WHAT YOU HAVE TO DO:
From the data below, give the number of lines holding the word "frequency", with nothing else added.

SOURCE RECORDS:
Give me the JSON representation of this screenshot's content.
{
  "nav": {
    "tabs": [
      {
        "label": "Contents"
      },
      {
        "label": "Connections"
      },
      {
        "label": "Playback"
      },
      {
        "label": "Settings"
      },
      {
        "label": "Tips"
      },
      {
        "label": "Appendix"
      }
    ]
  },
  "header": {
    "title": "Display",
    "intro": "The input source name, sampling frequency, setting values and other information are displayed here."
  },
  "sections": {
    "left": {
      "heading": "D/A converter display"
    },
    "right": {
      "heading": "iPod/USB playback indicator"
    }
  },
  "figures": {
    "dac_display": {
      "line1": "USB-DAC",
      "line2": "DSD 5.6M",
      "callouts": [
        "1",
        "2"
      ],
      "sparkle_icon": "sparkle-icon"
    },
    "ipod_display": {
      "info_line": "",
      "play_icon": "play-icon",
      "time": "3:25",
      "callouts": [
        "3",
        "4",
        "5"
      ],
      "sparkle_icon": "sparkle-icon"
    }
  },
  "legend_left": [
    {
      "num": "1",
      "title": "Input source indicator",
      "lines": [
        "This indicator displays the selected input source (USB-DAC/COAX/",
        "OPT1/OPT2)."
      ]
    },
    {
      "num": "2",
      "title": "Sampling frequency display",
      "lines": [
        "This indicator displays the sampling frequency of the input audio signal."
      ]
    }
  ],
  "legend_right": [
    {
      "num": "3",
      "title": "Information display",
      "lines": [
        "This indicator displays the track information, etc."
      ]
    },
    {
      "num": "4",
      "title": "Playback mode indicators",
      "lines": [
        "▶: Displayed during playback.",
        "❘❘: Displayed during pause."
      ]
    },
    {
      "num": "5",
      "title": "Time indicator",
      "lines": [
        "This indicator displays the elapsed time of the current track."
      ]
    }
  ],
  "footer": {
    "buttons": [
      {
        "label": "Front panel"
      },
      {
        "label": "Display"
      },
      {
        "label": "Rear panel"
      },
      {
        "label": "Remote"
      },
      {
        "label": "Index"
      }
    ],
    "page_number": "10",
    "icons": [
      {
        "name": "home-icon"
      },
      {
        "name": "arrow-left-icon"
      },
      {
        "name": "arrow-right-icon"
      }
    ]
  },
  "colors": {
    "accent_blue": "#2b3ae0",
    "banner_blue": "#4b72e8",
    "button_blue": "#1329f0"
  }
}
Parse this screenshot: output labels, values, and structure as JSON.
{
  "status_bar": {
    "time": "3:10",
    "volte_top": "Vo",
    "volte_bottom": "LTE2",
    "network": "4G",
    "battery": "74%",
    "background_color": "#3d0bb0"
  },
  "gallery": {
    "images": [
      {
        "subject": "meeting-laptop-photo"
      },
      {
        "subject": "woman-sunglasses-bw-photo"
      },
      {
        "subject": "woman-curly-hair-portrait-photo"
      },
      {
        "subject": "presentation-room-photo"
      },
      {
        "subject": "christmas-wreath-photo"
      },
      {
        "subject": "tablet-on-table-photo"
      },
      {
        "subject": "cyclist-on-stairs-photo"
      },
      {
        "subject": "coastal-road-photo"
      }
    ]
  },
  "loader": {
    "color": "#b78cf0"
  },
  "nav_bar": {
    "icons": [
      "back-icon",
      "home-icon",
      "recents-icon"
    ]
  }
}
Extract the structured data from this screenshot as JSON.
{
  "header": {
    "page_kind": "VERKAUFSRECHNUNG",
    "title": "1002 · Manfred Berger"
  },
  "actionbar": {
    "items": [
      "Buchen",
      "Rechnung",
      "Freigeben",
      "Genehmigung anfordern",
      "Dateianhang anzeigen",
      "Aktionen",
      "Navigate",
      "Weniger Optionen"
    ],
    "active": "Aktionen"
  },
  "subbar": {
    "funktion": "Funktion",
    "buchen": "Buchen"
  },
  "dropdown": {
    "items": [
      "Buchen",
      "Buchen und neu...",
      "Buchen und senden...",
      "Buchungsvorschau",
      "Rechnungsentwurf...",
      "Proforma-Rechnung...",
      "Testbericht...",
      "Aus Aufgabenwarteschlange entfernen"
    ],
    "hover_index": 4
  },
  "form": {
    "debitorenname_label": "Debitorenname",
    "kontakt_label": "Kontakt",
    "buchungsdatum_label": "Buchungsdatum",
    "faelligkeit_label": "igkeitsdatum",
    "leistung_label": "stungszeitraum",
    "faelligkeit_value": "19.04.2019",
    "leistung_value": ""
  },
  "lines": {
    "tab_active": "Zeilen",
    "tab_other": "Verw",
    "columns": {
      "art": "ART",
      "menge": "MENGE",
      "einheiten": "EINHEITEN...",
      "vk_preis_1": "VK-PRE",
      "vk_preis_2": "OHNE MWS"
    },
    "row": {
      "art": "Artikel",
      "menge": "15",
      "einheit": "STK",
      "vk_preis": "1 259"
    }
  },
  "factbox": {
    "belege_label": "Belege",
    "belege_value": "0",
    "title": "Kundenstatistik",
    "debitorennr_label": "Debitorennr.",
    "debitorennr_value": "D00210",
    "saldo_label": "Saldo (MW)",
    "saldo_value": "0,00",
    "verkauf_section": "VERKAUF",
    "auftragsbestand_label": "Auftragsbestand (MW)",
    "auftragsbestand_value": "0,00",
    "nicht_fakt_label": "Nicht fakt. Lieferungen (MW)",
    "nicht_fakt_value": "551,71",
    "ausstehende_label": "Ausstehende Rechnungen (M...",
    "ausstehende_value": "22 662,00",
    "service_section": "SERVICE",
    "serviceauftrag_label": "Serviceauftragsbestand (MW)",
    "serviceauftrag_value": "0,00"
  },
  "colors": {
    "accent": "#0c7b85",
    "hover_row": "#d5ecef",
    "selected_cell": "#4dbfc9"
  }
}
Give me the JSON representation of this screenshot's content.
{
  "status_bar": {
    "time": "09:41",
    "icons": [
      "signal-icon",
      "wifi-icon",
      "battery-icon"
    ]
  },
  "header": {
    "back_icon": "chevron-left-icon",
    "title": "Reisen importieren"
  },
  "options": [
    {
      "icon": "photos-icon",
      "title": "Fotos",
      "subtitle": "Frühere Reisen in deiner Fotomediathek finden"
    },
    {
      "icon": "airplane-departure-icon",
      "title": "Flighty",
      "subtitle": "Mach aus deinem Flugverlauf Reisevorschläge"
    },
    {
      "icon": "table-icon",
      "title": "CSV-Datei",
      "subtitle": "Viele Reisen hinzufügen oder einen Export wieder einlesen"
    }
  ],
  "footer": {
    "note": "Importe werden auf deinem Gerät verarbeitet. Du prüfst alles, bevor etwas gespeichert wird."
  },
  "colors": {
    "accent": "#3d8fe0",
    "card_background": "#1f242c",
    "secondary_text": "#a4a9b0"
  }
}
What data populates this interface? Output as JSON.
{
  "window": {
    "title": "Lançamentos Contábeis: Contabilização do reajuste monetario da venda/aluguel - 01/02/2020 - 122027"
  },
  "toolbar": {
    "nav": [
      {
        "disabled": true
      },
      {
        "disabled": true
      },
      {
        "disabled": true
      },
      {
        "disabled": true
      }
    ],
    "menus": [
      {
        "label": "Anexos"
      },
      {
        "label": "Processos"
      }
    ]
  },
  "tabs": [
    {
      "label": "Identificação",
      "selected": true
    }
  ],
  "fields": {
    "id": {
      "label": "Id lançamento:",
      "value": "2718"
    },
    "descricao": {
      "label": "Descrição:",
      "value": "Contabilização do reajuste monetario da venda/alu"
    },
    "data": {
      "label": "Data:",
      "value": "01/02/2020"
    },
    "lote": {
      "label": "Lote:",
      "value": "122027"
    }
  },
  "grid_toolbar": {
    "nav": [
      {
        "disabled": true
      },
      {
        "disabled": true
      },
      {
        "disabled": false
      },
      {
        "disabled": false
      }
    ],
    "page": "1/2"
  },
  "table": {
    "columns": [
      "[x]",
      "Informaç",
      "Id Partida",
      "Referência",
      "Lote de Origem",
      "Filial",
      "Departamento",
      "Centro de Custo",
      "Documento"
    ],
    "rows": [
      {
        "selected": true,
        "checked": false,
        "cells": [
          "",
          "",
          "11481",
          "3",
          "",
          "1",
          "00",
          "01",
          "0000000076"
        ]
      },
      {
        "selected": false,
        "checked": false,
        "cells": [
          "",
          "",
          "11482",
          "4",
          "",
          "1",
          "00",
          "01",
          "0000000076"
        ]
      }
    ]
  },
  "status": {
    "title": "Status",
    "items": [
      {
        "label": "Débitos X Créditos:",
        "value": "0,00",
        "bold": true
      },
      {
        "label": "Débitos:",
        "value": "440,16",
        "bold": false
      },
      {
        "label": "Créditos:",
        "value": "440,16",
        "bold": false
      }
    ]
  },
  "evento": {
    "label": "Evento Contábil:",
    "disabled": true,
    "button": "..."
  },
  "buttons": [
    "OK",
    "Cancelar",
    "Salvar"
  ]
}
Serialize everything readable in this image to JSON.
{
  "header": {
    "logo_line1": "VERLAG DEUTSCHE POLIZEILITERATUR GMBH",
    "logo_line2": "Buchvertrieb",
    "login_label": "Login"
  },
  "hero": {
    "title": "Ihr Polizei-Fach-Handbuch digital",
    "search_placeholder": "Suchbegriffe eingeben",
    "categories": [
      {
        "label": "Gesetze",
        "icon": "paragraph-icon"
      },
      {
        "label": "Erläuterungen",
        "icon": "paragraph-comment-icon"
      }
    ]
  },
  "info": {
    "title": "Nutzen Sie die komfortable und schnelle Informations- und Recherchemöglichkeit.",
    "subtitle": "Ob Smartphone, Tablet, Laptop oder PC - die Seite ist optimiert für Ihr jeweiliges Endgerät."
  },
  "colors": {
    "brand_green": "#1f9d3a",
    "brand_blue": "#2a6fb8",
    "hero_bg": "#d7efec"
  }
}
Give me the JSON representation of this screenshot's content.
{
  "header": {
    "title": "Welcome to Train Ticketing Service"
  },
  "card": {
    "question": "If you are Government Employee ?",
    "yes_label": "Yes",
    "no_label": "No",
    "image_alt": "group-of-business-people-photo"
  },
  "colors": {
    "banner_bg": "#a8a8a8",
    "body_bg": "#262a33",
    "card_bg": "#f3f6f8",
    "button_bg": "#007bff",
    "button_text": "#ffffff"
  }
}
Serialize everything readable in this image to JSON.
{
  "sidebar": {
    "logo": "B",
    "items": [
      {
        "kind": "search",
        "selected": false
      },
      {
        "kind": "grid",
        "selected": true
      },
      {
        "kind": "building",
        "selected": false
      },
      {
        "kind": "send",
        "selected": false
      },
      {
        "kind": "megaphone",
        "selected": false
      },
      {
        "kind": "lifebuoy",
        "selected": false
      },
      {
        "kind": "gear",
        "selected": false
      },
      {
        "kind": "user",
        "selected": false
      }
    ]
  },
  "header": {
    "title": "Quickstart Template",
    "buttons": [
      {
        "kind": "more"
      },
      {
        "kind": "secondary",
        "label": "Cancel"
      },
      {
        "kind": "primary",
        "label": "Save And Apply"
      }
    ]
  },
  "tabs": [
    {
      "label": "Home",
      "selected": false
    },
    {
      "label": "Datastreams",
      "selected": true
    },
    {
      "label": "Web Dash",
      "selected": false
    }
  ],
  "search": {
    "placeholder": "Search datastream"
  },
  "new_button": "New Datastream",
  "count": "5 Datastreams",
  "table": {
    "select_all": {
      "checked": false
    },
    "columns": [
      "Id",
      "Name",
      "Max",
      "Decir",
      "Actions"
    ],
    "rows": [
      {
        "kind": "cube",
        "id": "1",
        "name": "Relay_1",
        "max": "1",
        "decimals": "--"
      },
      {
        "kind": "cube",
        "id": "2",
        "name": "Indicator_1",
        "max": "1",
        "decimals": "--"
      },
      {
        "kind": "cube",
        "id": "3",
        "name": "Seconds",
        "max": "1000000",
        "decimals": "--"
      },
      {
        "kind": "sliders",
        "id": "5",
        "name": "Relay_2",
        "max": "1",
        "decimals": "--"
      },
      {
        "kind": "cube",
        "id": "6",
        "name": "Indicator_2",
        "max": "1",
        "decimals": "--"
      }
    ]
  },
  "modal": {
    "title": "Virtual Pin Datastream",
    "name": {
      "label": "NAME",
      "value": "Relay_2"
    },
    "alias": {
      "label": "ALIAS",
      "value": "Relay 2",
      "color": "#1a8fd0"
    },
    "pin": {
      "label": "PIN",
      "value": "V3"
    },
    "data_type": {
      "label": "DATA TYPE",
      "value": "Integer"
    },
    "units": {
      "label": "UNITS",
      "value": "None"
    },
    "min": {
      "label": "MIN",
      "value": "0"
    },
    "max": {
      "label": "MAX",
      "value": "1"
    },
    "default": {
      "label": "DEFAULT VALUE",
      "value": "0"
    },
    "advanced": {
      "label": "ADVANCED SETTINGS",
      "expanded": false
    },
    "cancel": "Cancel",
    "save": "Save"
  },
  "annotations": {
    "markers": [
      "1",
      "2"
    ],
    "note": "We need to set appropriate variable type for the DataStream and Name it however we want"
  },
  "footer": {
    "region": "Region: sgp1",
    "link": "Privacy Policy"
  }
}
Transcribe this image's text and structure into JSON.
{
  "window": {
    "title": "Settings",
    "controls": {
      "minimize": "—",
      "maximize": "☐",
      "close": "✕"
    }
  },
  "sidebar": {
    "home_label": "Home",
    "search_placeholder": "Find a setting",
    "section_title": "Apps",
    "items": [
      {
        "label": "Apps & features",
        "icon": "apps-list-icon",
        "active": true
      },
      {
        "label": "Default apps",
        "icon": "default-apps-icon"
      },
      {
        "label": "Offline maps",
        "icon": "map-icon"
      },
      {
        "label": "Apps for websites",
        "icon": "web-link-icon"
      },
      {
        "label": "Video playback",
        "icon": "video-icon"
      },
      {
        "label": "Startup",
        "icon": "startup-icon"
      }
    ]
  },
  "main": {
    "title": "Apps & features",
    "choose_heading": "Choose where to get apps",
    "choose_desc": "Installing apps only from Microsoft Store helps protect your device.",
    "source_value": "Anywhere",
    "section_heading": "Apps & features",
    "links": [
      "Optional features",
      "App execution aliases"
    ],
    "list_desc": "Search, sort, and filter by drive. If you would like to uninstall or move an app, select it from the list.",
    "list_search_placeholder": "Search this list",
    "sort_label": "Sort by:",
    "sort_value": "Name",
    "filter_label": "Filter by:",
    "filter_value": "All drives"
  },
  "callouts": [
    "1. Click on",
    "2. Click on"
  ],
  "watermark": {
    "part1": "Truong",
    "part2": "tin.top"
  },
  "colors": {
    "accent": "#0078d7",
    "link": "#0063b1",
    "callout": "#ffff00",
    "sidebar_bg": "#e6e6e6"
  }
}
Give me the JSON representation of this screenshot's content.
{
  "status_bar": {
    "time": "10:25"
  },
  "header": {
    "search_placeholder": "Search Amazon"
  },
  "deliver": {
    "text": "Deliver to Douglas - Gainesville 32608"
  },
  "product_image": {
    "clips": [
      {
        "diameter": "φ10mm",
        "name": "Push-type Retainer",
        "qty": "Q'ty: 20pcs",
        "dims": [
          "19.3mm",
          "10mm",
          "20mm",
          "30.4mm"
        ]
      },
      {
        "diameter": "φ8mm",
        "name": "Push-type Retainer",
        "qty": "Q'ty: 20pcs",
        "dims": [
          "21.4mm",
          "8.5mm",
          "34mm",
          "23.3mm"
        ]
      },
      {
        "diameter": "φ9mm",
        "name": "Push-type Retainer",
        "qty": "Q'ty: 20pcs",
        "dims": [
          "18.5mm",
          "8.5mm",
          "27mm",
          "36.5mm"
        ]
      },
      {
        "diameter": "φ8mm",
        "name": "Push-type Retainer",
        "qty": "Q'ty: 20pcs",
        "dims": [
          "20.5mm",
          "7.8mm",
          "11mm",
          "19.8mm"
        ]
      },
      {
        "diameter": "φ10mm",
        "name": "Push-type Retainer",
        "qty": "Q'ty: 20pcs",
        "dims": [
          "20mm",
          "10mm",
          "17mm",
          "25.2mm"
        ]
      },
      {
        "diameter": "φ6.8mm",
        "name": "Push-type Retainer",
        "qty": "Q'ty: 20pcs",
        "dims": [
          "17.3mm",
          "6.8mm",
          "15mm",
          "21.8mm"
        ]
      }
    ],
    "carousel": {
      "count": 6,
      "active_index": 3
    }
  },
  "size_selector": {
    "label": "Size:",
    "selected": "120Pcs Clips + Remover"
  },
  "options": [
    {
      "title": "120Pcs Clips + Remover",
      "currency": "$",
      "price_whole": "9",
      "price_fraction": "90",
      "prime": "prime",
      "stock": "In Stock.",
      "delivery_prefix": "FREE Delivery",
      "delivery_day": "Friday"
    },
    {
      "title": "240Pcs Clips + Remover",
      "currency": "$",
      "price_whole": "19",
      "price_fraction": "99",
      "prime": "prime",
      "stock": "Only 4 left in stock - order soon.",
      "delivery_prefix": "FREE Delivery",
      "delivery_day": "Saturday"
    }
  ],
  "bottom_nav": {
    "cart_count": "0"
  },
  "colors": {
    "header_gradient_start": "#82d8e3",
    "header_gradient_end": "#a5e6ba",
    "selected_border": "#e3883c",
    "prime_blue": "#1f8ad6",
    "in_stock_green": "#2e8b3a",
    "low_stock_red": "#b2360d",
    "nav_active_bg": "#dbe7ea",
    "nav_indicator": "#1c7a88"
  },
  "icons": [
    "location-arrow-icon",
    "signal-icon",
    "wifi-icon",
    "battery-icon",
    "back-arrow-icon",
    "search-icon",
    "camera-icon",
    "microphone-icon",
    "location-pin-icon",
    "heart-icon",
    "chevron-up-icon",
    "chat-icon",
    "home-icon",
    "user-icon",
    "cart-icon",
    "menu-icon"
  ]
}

RESPONSE TO THE EXERCISE:
3